“Don’t make any derogatory statements,” said Redfern. “Some people will post their feelings about a particular interview, saying it was awful, how much they disliked the interviewer, or about their supposedly bad performance. Well, the interviewer might have thought the meeting went well, but now they won’t be calling that person back.”

He also pointed out to keep truly personal items, such as photos of grandchildren or of a recent cruise, in a separate profile, such as on Facebook or a photo-sharing site like Flickr. Professional material should be reserved for a more business-oriented site like LinkedIn.

Central to using a social networking site is crafting a targeted profile. Like a resume, a profile should contain information on current and prior work experience, education, even significant volunteer work.

“And by posting your profile on a social networking site, it proves to employers that you are keeping current with the latest technology,” said Redfern.

Even more important, 50+ job-seekers should pull from their wealth of experience and list job skills — over-arching patterns of positive performance — and focus on what skills can be used to help the potential employer today.

“If you just include information about work history, your interview becomes a pattern of why you left this job and that job, not about what you can do for the company now,” said Redfern.

For example, a project manager may have completed several business endeavors on time and under budget, but it was his or her laser-like attention to detail, ability to adapt to dynamic and fluid priorities and creative problem-solving that can help drive the new company’s initiatives to a successful conclusion today.

Both Redfern and Bulen said that using keywords — mentions of specific skill sets or personality traits — in both the resume and profile are paramount.

“Look for the keywords used in the job posting and use those in your resume and profile,” said Redfern. “Some candidate searches are based on an automated process that will search out profiles and resumes with these keywords.”

Not only are social networking sites good tools for 50+ candidates to get the word out about themselves, but are also excellent for researching potential employers or contacts at companies they are interested in, according to Redfern.

“And again, doing this research shows you’ve taken the initiative and done your homework,” stressed Redfern.

Use your networks

Social networking by its very definition is social, and there, 50+ job-seekers can have an edge over other candidates.
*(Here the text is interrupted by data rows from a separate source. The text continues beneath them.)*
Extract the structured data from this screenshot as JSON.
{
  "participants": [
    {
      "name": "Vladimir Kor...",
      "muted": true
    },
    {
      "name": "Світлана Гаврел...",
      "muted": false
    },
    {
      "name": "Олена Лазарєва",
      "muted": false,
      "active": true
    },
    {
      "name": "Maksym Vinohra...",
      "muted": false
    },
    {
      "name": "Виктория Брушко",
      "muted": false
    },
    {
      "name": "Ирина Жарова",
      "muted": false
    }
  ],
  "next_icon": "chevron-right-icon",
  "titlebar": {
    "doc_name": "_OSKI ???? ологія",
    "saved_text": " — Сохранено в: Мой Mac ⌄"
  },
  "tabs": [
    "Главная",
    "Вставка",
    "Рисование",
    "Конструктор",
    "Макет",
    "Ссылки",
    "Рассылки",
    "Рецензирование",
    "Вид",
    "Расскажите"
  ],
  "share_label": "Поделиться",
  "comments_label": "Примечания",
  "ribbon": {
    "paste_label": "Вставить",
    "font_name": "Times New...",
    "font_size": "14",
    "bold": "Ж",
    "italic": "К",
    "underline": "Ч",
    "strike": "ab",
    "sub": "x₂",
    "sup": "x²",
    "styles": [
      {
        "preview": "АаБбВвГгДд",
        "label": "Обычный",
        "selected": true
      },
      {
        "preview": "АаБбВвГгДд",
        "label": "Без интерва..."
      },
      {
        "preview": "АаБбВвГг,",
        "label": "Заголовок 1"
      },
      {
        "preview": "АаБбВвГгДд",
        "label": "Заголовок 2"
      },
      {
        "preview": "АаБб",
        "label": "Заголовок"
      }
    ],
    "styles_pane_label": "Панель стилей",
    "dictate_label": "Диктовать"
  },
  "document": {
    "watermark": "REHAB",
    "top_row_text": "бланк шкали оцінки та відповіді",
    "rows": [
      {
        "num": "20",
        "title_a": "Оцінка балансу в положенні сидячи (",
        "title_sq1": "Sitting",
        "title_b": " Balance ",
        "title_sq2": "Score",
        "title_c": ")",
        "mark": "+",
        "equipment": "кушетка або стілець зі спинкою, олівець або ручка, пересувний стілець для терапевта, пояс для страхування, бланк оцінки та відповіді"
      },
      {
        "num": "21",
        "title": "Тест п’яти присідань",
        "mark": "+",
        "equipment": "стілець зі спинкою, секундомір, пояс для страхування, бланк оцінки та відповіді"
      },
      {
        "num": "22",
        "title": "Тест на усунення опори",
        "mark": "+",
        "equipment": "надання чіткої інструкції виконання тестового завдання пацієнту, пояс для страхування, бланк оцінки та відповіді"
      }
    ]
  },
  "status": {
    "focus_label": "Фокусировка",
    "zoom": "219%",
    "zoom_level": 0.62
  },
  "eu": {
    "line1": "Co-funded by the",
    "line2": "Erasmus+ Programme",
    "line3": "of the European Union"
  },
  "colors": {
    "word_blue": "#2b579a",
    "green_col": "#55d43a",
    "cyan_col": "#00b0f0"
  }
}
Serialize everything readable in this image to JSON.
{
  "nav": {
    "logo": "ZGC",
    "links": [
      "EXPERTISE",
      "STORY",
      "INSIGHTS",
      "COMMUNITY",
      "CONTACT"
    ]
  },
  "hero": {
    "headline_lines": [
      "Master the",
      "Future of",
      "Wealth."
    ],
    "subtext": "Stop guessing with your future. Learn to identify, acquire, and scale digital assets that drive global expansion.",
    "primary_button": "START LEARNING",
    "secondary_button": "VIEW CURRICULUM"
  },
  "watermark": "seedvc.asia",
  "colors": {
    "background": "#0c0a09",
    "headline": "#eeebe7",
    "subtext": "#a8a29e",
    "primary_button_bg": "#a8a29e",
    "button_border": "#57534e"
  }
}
With lengthy associations with friends, former colleagues, companies, and colleges and universities, senior job candidates have an enormous pool of resources to draw from.

“That’s a perfect reason to be on LinkedIn or Facebook,” said Redfern. “Touch all your networks that you’ve ever had.”

He said that includes other organizations such as houses of worship, clubs, volunteer organizations and even contacts met on the golf course.

“Many larger companies also have alumni associations, such as IBM,” he added.

Also important is overcoming a bit of culture shock that some senior job-seekers may face.

“Boomers and those older aren’t used to saying they’re looking for a job,” said Redfern. “There used to be a social stigma associated with being out of a job. Today, that’s not the case.”

Another important tool in social networking is the “elevator pitch” – who you are, what you want, and what you can do for the new company better than anyone else.

This elevator pitch might be the most difficult part of searching for a job today, said Bulen, because it requires a great deal of “soul-searching to figure out what you want.”

“The elevator pitch also tells a little about yourself, too,” added Bulen.

Redfern said it’s also important to practice an elevator pitch with a friend or family member, and “ask what they took away from it.”

Bulen said that AARP has a wealth of information for the 50+ job-seeker on its Web site at aarp.org/money/work. There is also a resource section on this page that has links to specific job tips for workers who are over 50.

“We are also planning a Webinar for the first quarter of 2010 on using social and professional networks as part of an overall job search campaign,” she added.

To check for dates and times, visit www.aarp.org.

N.H.’s Changing workforce series is a partnership between NHBR and AARP New Hampshire.